Besides the initial pain of this operation there are long-term physiological, sexual and psychological effects. Unsanitary conditions result in infections of the genital and surrounding areas and often results in the transmission of the HIV virus. Other side effects include: hemorrhaging, shock, painful scars, keloid formation, labial adherence, clitoridal cysts, delayed menarche, genital malformation, urinary infection and pelvic infections. When the woman is older she will most likely have gynecological and obstetric problems including sterility. In cases where death occurs the practitioner is seldom blamed. In these cases, the death is blamed on the act of an enemy, the evil spirits, or is excused as God’s will.
Infibulated women experience depression, anxiety, irritability, and reduced feelings of femininity. Sexual and marital problems are very common because women become frigid and do not enjoy sexual intercourse because of the lack of nerve supply in the vaginal region. Pregnant women tend to eat less than they should because they fear their babies will grow too large to pass through the vaginal canal in a.
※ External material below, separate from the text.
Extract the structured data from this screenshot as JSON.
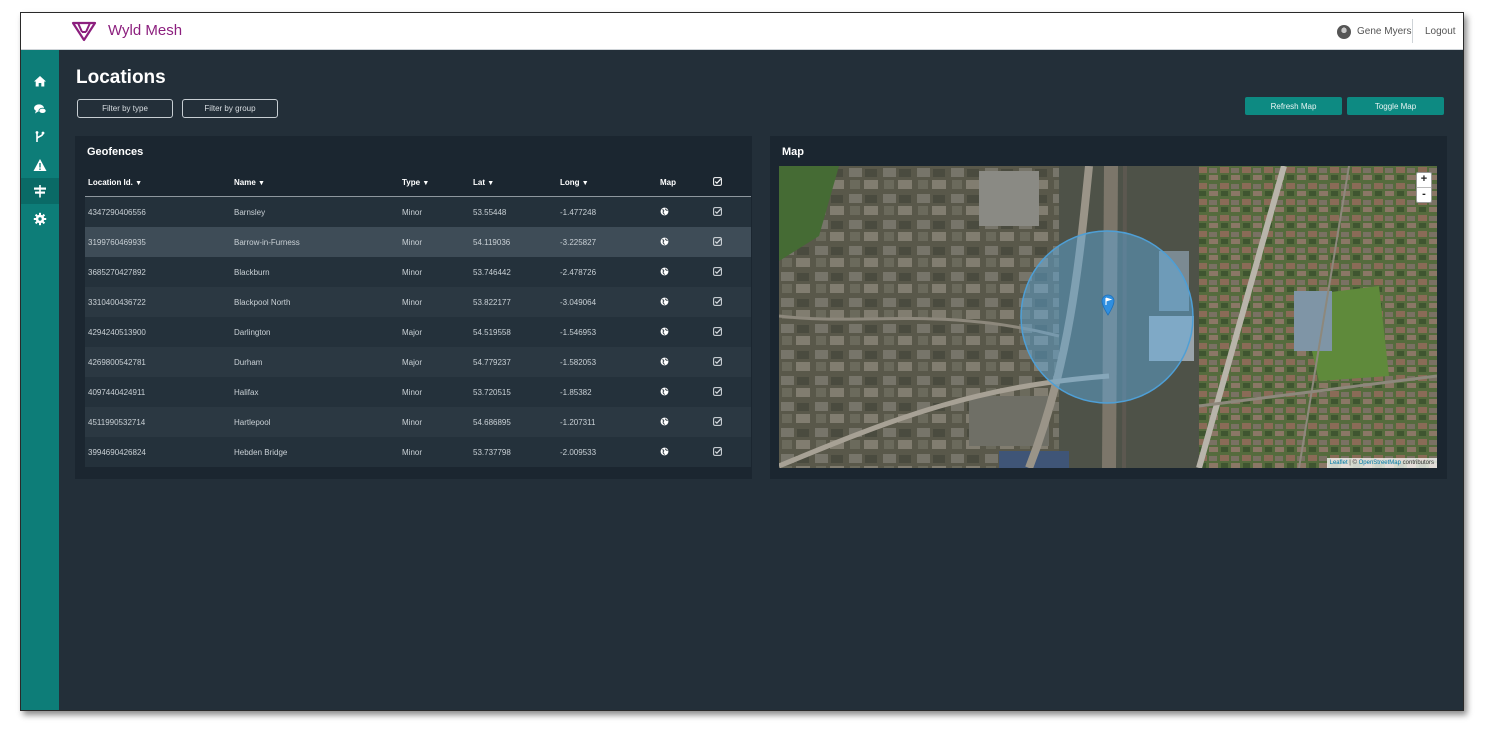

The justifications for female genital mutilation vary from culture to culture but they all possess one central theme: to keep a woman pure and faithful. A woman who is infibulated will be less likely to engage in pre-marital intercourse and adultery. Other reasons suggest that female genital mutilation prevents vaginal cancer, prevents nervousness and prevents the face from turning yellow. The removal of the clitoris is believed to make the face more beautiful, eliminate vaginal odors and preserve the life of her husband and child. Some believe that the clitoris is a poisonous organ which can cause a man to sicken and die upon contact. If the baby’s head contacts the clitoris during birth it is believed that it will be born with excess cranial fluid and the mother’s milk will turn to poison.
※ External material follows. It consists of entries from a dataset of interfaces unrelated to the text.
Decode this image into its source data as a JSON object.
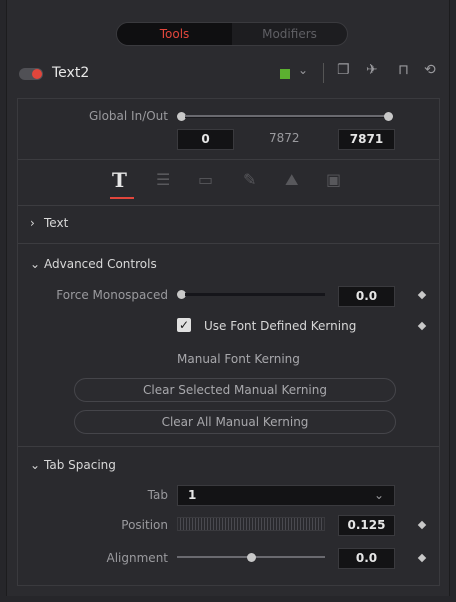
{
  "tabs": {
    "tools": "Tools",
    "modifiers": "Modifiers"
  },
  "header": {
    "tool_name": "Text2",
    "color_chip": "#5cb030"
  },
  "global": {
    "label": "Global In/Out",
    "in": "0",
    "mid": "7872",
    "out": "7871"
  },
  "icons": {
    "text_tab": "T",
    "layout_tab": "layout-icon",
    "transform_tab": "transform-icon",
    "shading_tab": "brush-icon",
    "image_tab": "image-icon",
    "settings_tab": "settings-icon"
  },
  "sections": {
    "text": "Text",
    "advanced": "Advanced Controls",
    "tab_spacing": "Tab Spacing"
  },
  "advanced": {
    "force_mono_label": "Force Monospaced",
    "force_mono_value": "0.0",
    "force_mono_fraction": 0.0,
    "kerning_checkbox_label": "Use Font Defined Kerning",
    "kerning_checked": true,
    "manual_kerning_label": "Manual Font Kerning",
    "clear_selected": "Clear Selected Manual Kerning",
    "clear_all": "Clear All Manual Kerning"
  },
  "tab_spacing": {
    "tab_label": "Tab",
    "tab_value": "1",
    "position_label": "Position",
    "position_value": "0.125",
    "alignment_label": "Alignment",
    "alignment_value": "0.0",
    "alignment_fraction": 0.5
  },
  "colors": {
    "accent": "#e2463c",
    "chip": "#5cb030"
  }
}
Although female genital mutilation is illegal in some countries of Africa, this has not reduced the number of girls mutilated each year. Those who practice female genital mutilation do not report it and most of the time it occurs in remote places where the government does not have easy access. Therefore, the governments of these countries have no way of monitoring the spread and practice of female genital mutilation. Adding to these difficulties is the uncooperation of the women who seek out the operation. Women are often unwilling to change these customs because it is the way things have always been done. Going against this custom would be refusing to follow in their mothers, grandmothers, and aunts footsteps, which would bring shame against herself and tarnish her family honor.
Female genital mutilation is such a brutal and barbaric practice that it is amazing it is still occurs today. The health hazards associated with it should be enough to have it terminated. However, the reasons women have forgoing through with the operation is the custom of female genital mutilation is so engrained in their sociocultural system. The importance of family honor, virginity, chastity, purity, marriageability, and childbearing in these societies cannot be overstressed. Therefore in the minds of the people who adhere to this belief, the benefits gained from this operation for the girl and her family far outweigh any potential danger.
Female Genital Mutilation. See: http://www.religioustolerance.org/fem_cirm.htm
Female Genital Mutilation Research Homepage. See: http://www.hollyfield.org/fgm/
Kouba, Leonard and Judith Muasher
1985 Female Circumcision in Africa: an Overview. African Studies Review 28:95-110.
Van Der Kwaak, Anke
1992 Female Circumcision and Gender Identity: A Questionable Alliance? Social Science and Medicine 35(6):777-787.